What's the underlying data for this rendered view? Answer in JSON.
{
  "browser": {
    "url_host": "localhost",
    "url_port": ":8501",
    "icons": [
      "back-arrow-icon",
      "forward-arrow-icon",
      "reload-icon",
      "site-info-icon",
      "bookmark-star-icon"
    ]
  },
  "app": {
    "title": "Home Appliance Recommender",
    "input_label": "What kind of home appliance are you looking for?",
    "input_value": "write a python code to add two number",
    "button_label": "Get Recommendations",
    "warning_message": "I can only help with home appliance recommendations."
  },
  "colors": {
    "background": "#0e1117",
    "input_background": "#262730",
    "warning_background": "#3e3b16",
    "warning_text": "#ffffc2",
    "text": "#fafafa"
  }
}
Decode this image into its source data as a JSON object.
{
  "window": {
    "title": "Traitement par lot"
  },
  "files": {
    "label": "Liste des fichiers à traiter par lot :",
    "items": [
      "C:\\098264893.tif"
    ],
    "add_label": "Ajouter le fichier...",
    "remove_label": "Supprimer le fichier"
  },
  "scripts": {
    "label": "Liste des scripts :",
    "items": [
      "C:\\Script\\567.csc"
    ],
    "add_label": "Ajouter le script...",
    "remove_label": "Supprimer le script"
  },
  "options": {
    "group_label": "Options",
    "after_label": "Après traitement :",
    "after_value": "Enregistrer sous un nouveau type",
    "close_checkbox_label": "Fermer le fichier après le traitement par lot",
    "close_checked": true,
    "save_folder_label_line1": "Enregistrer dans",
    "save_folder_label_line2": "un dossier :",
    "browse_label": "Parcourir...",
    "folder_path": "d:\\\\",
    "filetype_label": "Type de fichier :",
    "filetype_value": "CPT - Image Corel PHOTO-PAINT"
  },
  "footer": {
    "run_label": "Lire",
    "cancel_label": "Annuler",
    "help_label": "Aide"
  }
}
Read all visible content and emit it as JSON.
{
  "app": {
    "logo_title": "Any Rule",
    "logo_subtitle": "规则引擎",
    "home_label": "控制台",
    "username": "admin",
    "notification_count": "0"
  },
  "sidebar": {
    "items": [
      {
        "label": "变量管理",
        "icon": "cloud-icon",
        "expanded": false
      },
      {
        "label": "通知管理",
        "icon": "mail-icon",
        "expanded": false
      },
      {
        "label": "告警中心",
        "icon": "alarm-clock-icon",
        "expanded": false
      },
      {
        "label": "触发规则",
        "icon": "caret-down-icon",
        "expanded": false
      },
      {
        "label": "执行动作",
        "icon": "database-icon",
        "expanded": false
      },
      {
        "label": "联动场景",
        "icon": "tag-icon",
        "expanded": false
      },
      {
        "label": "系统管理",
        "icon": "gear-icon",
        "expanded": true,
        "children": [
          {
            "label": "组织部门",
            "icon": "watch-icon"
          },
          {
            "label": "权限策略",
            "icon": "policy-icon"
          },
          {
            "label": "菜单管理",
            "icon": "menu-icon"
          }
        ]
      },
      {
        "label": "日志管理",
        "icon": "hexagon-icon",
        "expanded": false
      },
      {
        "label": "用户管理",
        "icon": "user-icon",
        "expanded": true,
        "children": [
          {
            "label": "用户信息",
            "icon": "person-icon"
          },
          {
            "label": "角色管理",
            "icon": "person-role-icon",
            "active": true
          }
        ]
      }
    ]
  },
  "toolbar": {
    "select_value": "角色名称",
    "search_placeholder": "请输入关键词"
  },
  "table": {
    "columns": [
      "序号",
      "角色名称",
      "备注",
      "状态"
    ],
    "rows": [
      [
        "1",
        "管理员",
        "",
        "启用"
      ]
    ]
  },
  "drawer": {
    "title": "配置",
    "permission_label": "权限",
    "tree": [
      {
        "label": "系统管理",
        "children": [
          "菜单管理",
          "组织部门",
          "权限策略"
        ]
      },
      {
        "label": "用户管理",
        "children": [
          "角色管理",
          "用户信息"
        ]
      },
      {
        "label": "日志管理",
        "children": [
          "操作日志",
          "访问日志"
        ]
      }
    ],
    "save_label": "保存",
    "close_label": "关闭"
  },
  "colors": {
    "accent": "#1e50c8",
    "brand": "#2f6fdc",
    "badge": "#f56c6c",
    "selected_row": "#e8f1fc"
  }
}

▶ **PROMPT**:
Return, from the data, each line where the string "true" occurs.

▶ **SOLVED EXERCISE**:
    "close_checked": true,
        "expanded": true,
        "expanded": true,
            "active": true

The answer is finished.